Lumber futures rose the maximum permitted by the Chicago Mercantile Exchange on Tuesday, reaching a four month high, as the U.S. disputes the pricing of wood imported from Canada, the biggest foreign supplier reports Bloomberg.
British Columbia is “under-pricing” timber from public lands and “circumventing the export measures” in an agreement the two nations reached in 2006, the Office of the U.S. Trade Representative said in a statement dated Oct. 8.
“The United States and Canada have been engaged in discussions regarding the apparent under-pricing of timber harvested in the Interior region of British Columbia for many months, but those discussions have so far been unsuccessful,” said U.S. Trade Representative Ron Kirk. “The decision to move to consultations is intended to emphasize the importance of resolving this matter. As contemplated under the Softwood Lumber Agreement, we are asking to continue our engagement on this issue and ensure that the SLA is implemented as intended.”
Read the full statement here.

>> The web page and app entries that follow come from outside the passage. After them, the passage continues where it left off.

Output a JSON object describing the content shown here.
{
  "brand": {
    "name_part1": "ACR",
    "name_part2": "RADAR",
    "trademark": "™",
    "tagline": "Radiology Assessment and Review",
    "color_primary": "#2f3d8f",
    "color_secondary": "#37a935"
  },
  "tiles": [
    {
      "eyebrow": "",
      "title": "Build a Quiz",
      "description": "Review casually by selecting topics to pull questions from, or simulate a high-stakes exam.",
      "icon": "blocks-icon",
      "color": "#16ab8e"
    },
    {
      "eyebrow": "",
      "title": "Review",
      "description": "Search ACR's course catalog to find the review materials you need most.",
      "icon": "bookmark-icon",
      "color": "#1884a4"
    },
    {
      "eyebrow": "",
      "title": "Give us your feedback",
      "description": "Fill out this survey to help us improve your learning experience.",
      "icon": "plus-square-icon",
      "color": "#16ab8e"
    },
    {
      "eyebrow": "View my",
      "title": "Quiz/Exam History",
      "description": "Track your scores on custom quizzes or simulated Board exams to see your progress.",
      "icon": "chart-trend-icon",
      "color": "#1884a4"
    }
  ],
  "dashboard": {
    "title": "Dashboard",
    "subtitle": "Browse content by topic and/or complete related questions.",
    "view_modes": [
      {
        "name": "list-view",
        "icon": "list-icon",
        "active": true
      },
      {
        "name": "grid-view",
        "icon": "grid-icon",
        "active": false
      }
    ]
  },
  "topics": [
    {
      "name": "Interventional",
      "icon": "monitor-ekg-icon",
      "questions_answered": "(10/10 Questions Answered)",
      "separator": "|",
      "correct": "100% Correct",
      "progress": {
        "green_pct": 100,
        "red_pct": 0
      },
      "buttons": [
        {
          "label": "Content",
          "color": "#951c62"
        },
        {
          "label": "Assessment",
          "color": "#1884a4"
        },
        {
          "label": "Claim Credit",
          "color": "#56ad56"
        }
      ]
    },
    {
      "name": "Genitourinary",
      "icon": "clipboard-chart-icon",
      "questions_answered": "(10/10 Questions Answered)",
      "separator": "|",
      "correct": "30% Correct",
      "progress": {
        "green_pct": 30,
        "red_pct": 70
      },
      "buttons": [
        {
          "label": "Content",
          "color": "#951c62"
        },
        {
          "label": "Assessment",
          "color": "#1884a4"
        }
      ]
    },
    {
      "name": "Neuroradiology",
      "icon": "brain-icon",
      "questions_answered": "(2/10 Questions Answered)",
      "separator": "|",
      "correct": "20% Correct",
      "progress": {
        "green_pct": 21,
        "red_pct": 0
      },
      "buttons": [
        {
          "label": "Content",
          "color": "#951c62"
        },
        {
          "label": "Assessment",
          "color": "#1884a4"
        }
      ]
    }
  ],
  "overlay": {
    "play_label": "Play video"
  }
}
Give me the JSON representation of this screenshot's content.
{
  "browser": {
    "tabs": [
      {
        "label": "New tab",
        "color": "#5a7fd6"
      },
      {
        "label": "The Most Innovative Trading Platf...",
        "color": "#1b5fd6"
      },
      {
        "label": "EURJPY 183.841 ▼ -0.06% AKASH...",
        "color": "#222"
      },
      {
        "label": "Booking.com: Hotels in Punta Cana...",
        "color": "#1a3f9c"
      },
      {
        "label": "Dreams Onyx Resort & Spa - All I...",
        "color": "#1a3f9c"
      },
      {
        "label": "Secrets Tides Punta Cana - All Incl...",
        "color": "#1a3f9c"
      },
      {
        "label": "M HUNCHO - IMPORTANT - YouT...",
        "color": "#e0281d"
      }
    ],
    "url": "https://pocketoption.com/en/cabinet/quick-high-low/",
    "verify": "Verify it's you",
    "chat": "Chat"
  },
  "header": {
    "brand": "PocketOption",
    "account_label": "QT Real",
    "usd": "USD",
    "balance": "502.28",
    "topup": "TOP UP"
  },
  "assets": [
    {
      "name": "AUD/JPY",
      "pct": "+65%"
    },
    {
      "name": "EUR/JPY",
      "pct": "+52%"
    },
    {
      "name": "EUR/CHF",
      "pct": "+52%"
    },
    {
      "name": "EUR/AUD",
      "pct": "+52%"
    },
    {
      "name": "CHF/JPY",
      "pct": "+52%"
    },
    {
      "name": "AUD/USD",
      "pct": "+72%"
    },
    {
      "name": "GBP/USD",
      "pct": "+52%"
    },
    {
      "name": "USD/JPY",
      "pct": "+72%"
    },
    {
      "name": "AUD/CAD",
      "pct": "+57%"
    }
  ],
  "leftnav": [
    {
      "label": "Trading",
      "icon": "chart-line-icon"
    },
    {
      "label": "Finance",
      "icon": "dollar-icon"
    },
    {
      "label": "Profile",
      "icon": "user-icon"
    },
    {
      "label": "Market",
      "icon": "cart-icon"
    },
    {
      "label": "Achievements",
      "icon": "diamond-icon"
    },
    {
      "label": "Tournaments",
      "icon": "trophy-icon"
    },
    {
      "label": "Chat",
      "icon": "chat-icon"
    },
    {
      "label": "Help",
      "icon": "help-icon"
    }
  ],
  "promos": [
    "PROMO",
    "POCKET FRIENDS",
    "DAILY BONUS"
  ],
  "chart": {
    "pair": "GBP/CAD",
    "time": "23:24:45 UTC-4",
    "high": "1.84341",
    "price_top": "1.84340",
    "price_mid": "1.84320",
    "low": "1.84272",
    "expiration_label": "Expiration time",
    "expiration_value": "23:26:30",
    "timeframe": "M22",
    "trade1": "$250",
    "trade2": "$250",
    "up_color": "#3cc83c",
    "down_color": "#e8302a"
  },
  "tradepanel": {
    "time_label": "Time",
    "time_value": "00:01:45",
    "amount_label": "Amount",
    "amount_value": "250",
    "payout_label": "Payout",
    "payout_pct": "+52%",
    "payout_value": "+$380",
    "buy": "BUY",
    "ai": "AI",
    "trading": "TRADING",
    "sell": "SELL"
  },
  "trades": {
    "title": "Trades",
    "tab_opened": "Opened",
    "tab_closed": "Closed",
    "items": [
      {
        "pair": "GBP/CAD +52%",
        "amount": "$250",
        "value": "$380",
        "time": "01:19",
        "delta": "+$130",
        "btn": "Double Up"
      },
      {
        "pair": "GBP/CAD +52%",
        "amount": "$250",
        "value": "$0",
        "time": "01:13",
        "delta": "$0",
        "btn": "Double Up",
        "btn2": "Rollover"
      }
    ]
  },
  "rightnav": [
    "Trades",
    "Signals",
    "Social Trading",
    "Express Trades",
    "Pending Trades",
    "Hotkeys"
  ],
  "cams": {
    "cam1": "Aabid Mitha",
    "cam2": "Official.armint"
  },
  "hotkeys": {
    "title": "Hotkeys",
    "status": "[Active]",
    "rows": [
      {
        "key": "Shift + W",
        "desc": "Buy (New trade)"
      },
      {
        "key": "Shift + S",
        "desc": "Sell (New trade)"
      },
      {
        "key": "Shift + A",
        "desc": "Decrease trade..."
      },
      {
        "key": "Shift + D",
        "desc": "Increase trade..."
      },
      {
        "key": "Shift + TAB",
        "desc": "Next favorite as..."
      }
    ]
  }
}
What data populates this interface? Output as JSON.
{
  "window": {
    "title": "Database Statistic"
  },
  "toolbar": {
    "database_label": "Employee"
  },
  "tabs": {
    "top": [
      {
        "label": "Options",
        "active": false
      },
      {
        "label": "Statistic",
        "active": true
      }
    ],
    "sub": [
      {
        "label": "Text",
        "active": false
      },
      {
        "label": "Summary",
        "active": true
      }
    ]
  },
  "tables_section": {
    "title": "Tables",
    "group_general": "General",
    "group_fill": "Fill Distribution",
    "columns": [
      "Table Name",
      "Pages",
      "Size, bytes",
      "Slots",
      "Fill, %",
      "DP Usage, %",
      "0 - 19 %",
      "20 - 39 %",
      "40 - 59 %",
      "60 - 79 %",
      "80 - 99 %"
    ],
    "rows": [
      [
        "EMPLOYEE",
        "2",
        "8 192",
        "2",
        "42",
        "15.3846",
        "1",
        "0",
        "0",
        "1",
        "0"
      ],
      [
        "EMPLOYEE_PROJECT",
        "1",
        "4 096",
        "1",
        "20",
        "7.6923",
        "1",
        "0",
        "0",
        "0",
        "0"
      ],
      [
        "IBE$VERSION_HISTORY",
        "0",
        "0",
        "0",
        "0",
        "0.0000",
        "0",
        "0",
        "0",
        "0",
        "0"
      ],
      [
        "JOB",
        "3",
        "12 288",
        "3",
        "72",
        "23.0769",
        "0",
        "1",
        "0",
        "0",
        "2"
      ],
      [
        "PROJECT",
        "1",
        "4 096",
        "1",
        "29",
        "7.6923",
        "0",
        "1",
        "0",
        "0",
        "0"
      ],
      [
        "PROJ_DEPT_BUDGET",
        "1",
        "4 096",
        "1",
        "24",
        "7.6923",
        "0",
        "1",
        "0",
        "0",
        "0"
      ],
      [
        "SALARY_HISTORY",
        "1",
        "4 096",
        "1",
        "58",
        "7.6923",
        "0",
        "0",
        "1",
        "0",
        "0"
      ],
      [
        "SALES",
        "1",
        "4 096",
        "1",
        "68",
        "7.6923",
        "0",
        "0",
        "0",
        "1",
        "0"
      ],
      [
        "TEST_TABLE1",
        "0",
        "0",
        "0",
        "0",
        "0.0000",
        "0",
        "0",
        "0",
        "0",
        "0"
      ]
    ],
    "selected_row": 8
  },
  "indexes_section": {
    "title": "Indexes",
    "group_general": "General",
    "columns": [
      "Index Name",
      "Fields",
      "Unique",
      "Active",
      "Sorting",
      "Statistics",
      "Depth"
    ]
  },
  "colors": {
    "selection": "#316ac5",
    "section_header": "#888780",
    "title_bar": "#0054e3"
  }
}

The U.S. quested talks to resolve the dispute. Lumber futures have surged 13 % from a week ago and 30% in the past year.